The investment funding required for coverage improvements is there to be negotiated just like any other aspect of the deal. You might also want to look more closely at your Wi-Fi infrastructure, so that data traffic can be more effectively delivered – just like many of us do at home. Of course, you may not want to or, in the short term, be able to upgrade this infrastructure to meet the social media demand of employees’ BYOD devices! But you may also soon realize that you do not have Wi-Fi access for visiting business partners or customers who are expecting it. You can quickly come around to wanting to make sure your in-building mobile network coverage is as good as possible.

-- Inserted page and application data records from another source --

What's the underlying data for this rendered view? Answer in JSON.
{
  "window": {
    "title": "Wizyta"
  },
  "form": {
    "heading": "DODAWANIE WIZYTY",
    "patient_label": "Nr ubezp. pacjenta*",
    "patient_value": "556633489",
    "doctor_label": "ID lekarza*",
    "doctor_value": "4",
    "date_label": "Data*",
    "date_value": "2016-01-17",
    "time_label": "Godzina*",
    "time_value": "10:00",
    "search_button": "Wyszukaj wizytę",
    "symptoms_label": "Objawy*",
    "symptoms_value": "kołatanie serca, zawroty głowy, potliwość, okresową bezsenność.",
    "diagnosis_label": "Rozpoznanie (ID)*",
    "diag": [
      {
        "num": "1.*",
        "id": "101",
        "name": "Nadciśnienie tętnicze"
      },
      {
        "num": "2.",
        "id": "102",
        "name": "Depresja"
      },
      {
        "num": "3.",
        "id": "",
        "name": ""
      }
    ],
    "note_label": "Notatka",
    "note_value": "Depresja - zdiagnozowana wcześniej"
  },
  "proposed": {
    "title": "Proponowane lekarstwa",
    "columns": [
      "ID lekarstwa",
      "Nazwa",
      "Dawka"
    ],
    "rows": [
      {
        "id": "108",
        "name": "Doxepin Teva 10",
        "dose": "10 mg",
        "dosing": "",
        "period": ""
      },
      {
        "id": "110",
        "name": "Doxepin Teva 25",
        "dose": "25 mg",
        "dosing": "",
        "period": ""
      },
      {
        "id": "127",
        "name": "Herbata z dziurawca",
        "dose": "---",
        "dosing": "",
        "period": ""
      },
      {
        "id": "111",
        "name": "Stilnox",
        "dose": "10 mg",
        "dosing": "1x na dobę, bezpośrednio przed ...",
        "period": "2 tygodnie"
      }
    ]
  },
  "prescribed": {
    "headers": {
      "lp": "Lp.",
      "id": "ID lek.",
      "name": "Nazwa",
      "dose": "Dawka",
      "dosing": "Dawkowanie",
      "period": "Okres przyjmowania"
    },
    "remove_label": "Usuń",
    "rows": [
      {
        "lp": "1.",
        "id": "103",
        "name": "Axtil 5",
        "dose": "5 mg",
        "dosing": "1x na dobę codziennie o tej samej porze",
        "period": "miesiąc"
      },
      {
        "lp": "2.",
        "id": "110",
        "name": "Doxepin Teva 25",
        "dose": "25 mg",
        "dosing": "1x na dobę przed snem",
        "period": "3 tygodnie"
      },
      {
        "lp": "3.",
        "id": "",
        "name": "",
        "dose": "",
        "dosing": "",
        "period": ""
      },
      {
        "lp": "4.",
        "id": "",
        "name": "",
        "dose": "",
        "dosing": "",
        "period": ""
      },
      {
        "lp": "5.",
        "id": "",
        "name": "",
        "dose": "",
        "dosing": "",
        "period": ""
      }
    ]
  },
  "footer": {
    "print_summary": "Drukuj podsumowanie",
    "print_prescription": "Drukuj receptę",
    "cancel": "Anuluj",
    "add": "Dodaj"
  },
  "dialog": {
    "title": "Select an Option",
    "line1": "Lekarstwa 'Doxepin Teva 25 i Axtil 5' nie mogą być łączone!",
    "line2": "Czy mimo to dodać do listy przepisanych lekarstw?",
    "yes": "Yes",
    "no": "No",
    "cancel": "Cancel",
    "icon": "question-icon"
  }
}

As part of your next prospective deal – i.e., a structured extension negotiation or, better still, an RFP – you can get bidders to undertake coverage assessments to give you comfort or identify the need at your key locations. That’s the first step in obtaining improvements as cost-effectively as possible. When your leverage is at its peak before you commit to the next 2-year deal is the time to make sure your coverage needs are addressed.
Interestingly, once you have negotiated and seen your in-building cellular enhancement implemented, this can become a barrier to future change that you must consider in any RFP and potential transition to a new supplier. After all, now that you have provided the coverage, which executive is going to want to lose the signal in the underground parking garage that she has gotten so used to?
So how far do you go to lock in to a carrier? In order to assess this, it’s a question of looking at your total enterprise relationship with the suppliers in your market. But the mere fact that you will wrap this question into the context of a fully competitive RFP helps set the tone at the outset.